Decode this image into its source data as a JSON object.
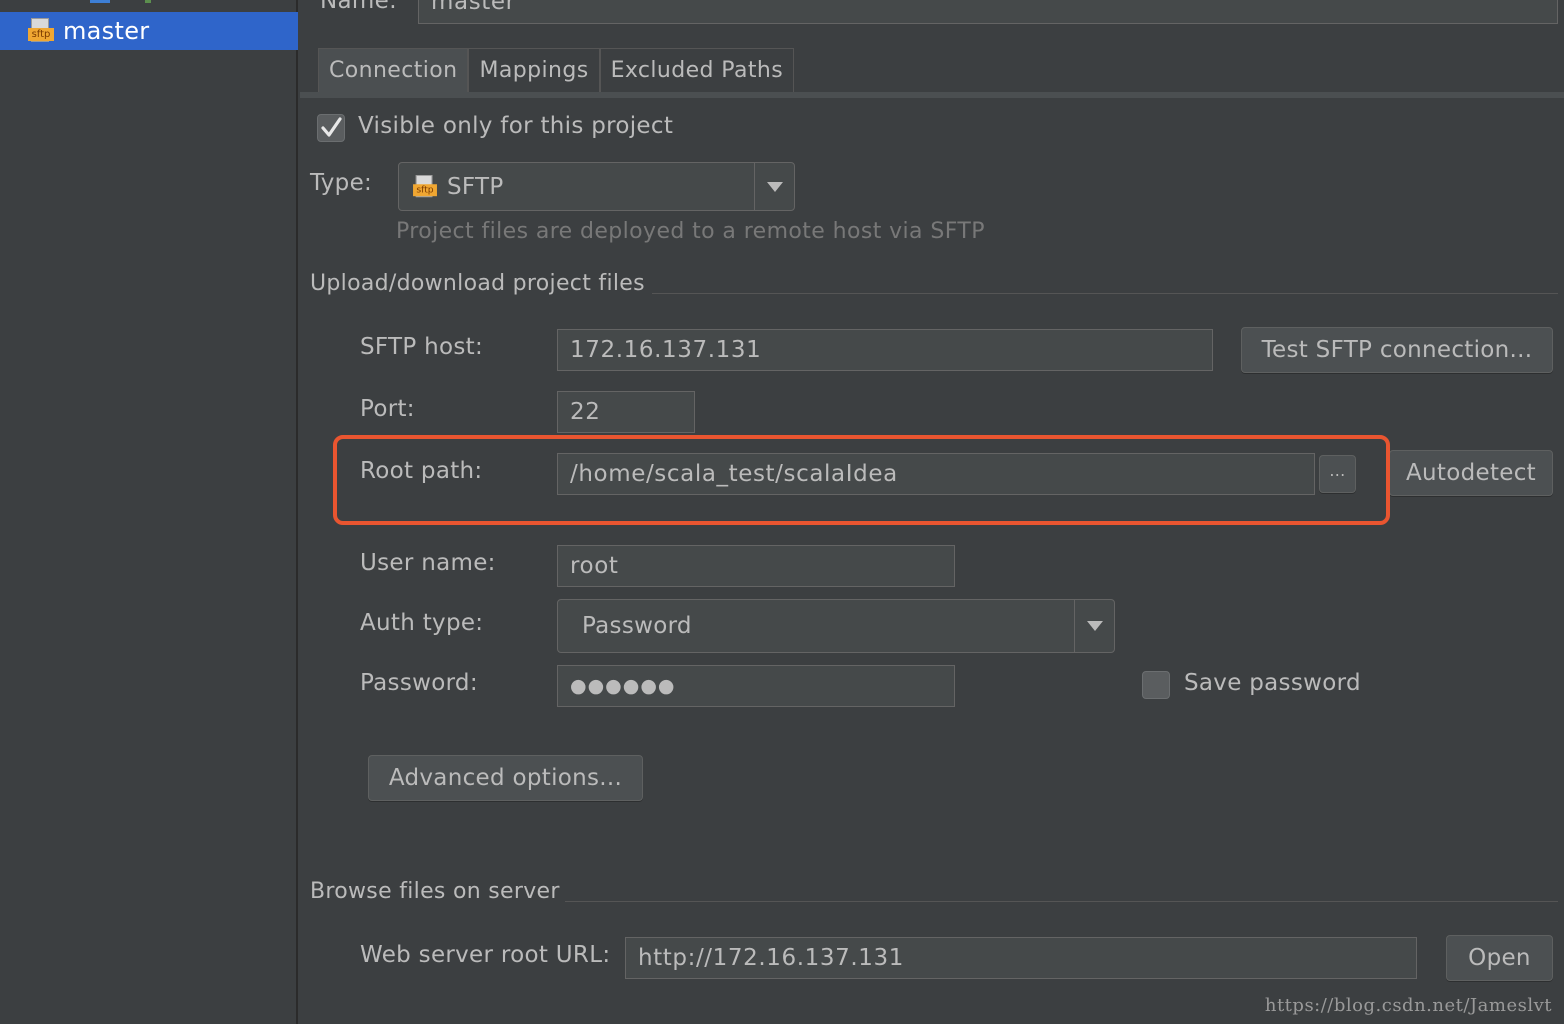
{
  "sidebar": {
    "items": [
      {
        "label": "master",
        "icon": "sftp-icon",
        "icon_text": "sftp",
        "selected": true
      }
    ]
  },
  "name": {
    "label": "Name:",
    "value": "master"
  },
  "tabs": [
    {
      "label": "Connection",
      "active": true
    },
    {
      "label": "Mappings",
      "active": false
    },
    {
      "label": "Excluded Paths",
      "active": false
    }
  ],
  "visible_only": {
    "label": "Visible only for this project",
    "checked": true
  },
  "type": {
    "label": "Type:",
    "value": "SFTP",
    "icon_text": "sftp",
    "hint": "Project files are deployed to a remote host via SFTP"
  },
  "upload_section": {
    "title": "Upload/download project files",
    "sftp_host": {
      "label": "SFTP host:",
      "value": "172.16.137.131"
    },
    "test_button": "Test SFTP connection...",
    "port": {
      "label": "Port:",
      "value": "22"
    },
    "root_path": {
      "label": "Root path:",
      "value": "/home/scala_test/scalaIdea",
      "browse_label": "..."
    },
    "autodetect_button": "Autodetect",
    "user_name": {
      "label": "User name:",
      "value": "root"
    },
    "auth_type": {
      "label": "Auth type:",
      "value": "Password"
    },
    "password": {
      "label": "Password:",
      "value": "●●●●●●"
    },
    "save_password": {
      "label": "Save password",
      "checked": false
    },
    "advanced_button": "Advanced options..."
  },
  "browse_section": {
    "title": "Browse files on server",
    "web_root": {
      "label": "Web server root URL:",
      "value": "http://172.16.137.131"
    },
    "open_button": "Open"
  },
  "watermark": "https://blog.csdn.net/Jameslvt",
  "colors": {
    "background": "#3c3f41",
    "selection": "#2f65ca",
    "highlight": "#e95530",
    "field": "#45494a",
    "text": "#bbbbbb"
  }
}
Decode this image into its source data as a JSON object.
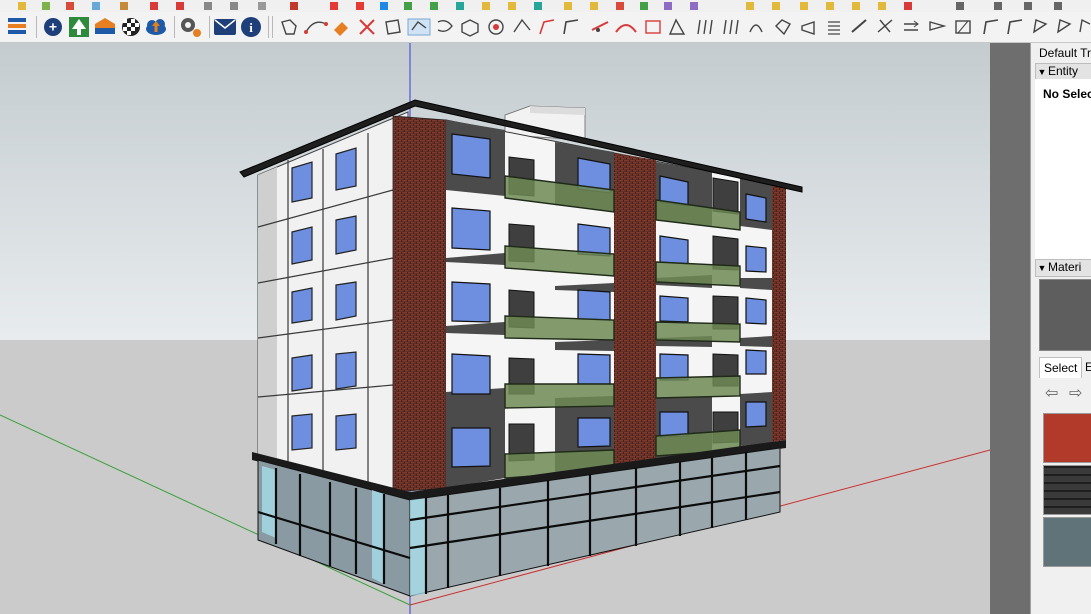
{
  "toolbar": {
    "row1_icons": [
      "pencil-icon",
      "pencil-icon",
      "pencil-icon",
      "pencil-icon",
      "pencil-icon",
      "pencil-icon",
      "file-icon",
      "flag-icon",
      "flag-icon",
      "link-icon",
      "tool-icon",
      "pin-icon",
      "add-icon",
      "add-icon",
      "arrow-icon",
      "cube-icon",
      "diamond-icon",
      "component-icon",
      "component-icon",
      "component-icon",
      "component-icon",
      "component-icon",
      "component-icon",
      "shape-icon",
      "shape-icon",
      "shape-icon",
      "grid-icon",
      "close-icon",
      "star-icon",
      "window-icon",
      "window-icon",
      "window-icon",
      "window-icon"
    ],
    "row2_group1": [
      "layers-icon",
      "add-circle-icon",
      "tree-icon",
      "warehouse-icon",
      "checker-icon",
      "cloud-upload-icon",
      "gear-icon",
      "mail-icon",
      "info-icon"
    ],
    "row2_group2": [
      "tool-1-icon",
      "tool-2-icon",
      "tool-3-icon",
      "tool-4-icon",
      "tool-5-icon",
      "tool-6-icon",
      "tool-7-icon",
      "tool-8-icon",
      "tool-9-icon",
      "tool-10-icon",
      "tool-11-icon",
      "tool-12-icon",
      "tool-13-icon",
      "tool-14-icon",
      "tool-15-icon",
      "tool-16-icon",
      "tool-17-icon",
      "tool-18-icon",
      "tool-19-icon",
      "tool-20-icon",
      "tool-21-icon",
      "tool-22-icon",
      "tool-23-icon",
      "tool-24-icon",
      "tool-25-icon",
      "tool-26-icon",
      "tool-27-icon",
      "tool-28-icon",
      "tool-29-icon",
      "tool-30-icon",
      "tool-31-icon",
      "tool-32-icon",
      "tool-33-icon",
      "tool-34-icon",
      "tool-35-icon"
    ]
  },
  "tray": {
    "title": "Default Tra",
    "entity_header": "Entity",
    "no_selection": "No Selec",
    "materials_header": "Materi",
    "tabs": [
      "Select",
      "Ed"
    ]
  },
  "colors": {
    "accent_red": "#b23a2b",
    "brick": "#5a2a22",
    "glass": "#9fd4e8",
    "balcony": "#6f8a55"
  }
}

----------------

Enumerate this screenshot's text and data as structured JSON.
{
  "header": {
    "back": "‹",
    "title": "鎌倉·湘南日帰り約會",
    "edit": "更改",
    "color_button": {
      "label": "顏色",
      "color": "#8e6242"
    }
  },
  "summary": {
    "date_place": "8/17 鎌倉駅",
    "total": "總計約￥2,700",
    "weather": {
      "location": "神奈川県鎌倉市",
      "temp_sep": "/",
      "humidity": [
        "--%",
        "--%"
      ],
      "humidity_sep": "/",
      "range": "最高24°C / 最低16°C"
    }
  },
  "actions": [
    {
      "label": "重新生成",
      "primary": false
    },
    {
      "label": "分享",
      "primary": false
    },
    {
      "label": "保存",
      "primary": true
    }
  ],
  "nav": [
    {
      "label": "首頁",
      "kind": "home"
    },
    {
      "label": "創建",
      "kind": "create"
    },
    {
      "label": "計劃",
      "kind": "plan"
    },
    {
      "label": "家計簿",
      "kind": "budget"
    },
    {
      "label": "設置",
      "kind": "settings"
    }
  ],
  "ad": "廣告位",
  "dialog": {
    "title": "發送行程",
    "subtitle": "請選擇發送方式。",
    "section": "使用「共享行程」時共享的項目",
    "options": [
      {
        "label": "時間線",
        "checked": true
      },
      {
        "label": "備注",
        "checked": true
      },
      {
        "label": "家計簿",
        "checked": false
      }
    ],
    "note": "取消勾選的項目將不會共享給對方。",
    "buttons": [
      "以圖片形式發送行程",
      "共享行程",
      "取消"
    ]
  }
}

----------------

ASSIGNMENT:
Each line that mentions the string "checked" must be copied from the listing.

RESULT:
    "checked": true
      "checked": false
        "checked": true
        "checked": true
        "checked": false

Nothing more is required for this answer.